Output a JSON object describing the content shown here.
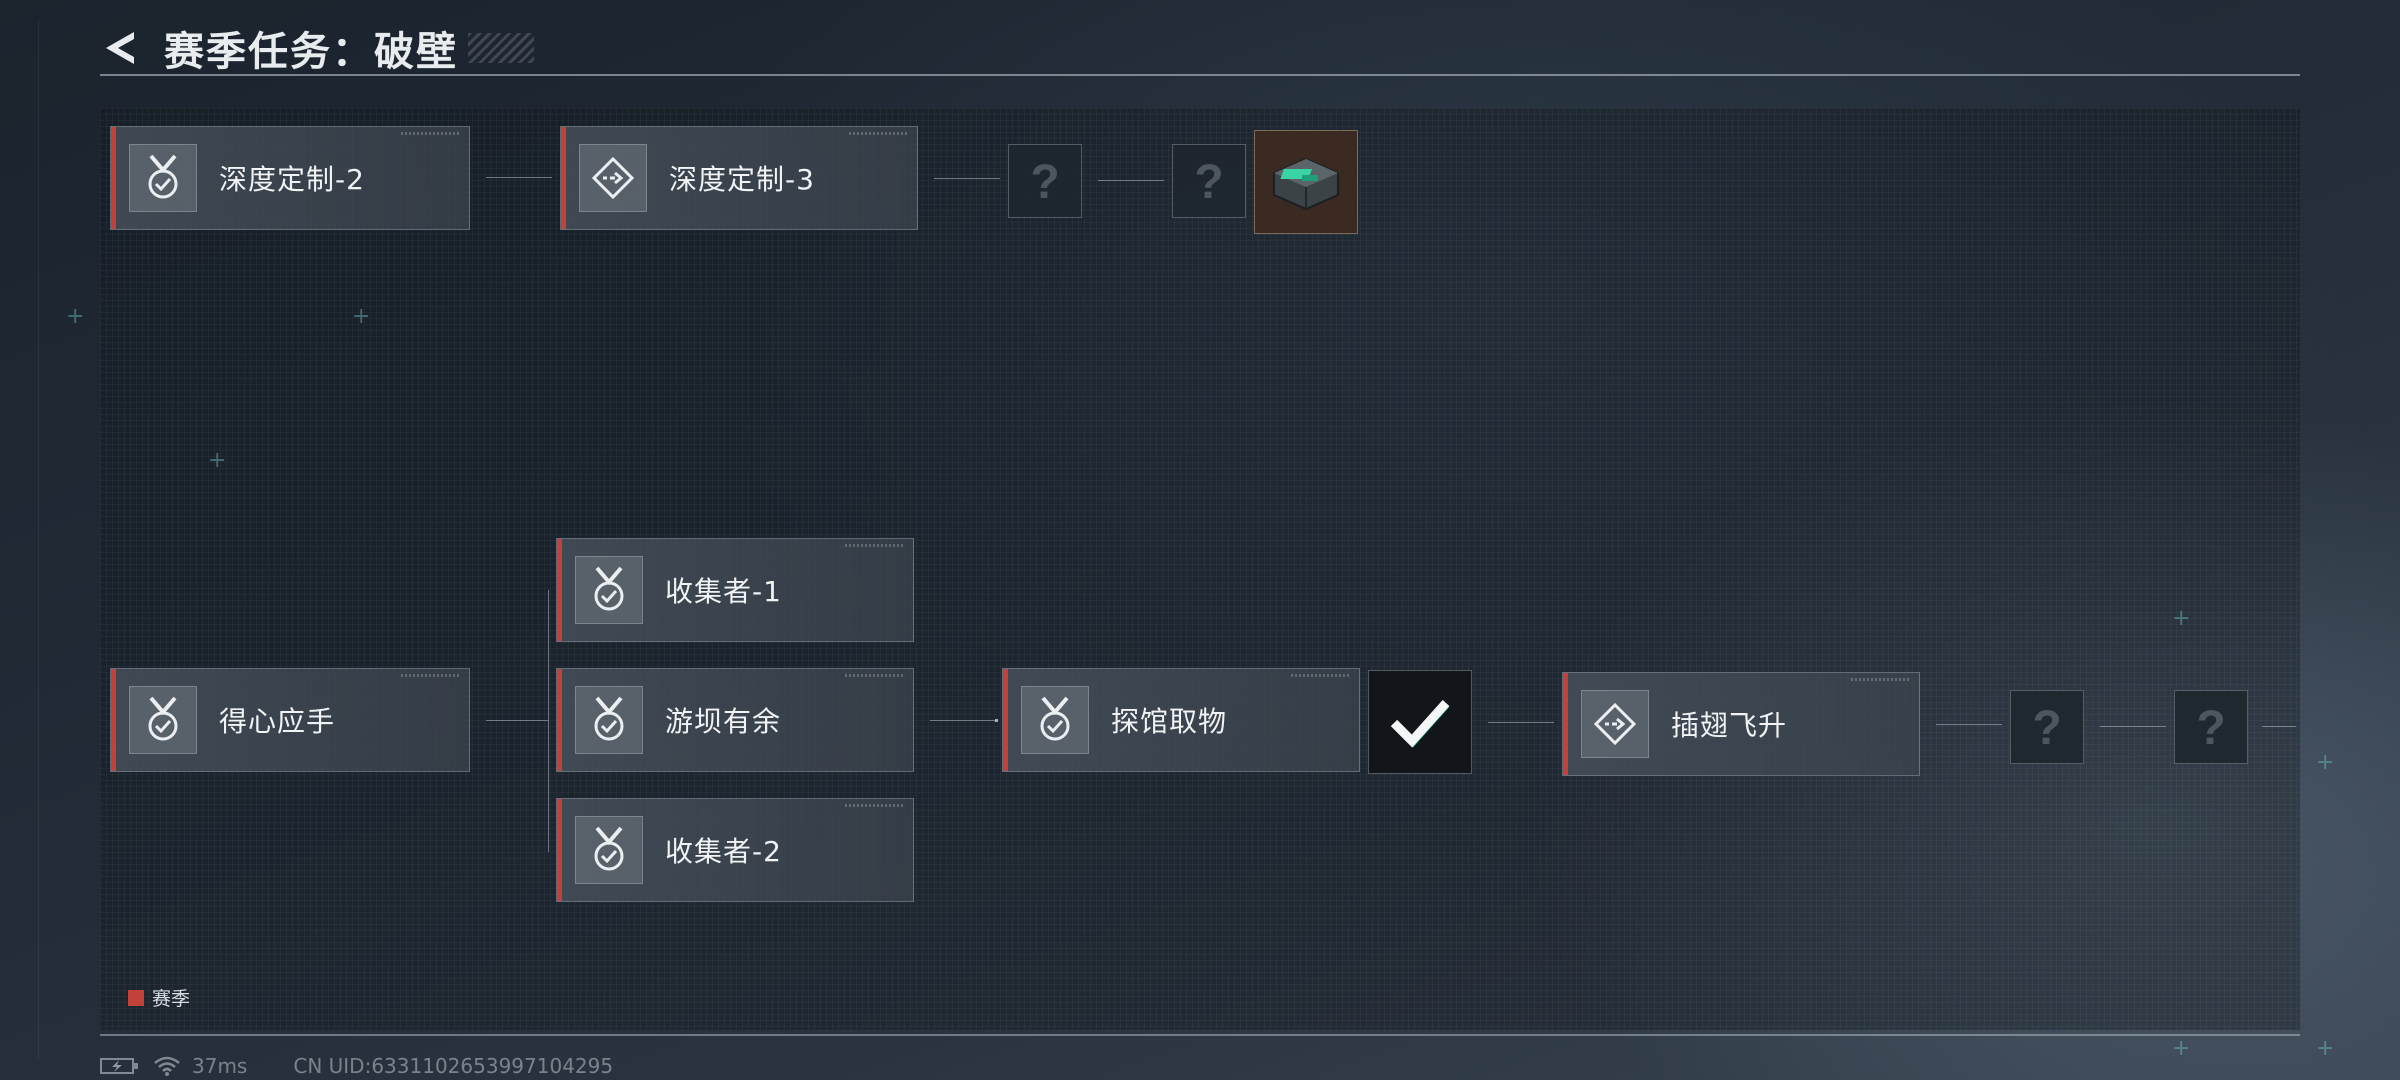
{
  "header": {
    "title": "赛季任务：破壁"
  },
  "top_chain": {
    "nodes": [
      {
        "label": "深度定制-2",
        "icon": "medal-check-icon"
      },
      {
        "label": "深度定制-3",
        "icon": "diamond-arrow-icon"
      }
    ],
    "unknowns": [
      "?",
      "?"
    ],
    "reward_icon": "device-reward-icon"
  },
  "bottom_chain": {
    "start": {
      "label": "得心应手",
      "icon": "medal-check-icon"
    },
    "branches": [
      {
        "label": "收集者-1",
        "icon": "medal-check-icon"
      },
      {
        "label": "游坝有余",
        "icon": "medal-check-icon"
      },
      {
        "label": "收集者-2",
        "icon": "medal-check-icon"
      }
    ],
    "merge": {
      "label": "探馆取物",
      "icon": "medal-check-icon"
    },
    "completed_icon": "checkmark-icon",
    "next": {
      "label": "插翅飞升",
      "icon": "diamond-arrow-icon"
    },
    "unknowns": [
      "?",
      "?"
    ]
  },
  "legend": {
    "label": "赛季",
    "color": "#c0423b"
  },
  "status_bar": {
    "ping": "37ms",
    "uid": "CN UID:6331102653997104295"
  },
  "colors": {
    "accent": "#c0423b",
    "text": "#f1f3f5"
  }
}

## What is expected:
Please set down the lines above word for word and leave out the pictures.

## Exercise solution:
Output a JSON object describing the content shown here.
{
  "header": {
    "title": "赛季任务：破壁"
  },
  "top_chain": {
    "nodes": [
      {
        "label": "深度定制-2",
        "icon": "medal-check-icon"
      },
      {
        "label": "深度定制-3",
        "icon": "diamond-arrow-icon"
      }
    ],
    "unknowns": [
      "?",
      "?"
    ],
    "reward_icon": "device-reward-icon"
  },
  "bottom_chain": {
    "start": {
      "label": "得心应手",
      "icon": "medal-check-icon"
    },
    "branches": [
      {
        "label": "收集者-1",
        "icon": "medal-check-icon"
      },
      {
        "label": "游坝有余",
        "icon": "medal-check-icon"
      },
      {
        "label": "收集者-2",
        "icon": "medal-check-icon"
      }
    ],
    "merge": {
      "label": "探馆取物",
      "icon": "medal-check-icon"
    },
    "completed_icon": "checkmark-icon",
    "next": {
      "label": "插翅飞升",
      "icon": "diamond-arrow-icon"
    },
    "unknowns": [
      "?",
      "?"
    ]
  },
  "legend": {
    "label": "赛季",
    "color": "#c0423b"
  },
  "status_bar": {
    "ping": "37ms",
    "uid": "CN UID:6331102653997104295"
  },
  "colors": {
    "accent": "#c0423b",
    "text": "#f1f3f5"
  }
}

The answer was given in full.